Each record has to be repeated exactly as given.

Content starts

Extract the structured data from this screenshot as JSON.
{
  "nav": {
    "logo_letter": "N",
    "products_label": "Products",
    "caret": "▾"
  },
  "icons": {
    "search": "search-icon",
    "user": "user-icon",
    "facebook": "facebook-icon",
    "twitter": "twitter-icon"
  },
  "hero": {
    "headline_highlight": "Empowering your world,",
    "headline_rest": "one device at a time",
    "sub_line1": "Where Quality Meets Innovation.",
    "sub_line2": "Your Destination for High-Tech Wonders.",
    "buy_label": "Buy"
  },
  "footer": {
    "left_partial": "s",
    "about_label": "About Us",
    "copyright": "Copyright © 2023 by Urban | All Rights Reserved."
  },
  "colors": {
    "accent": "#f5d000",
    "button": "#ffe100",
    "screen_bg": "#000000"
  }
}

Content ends

▶ _Exercise solution_:
Extract the structured data from this screenshot as JSON.
{
  "nav": {
    "logo_letter": "N",
    "products_label": "Products",
    "caret": "▾"
  },
  "icons": {
    "search": "search-icon",
    "user": "user-icon",
    "facebook": "facebook-icon",
    "twitter": "twitter-icon"
  },
  "hero": {
    "headline_highlight": "Empowering your world,",
    "headline_rest": "one device at a time",
    "sub_line1": "Where Quality Meets Innovation.",
    "sub_line2": "Your Destination for High-Tech Wonders.",
    "buy_label": "Buy"
  },
  "footer": {
    "left_partial": "s",
    "about_label": "About Us",
    "copyright": "Copyright © 2023 by Urban | All Rights Reserved."
  },
  "colors": {
    "accent": "#f5d000",
    "button": "#ffe100",
    "screen_bg": "#000000"
  }
}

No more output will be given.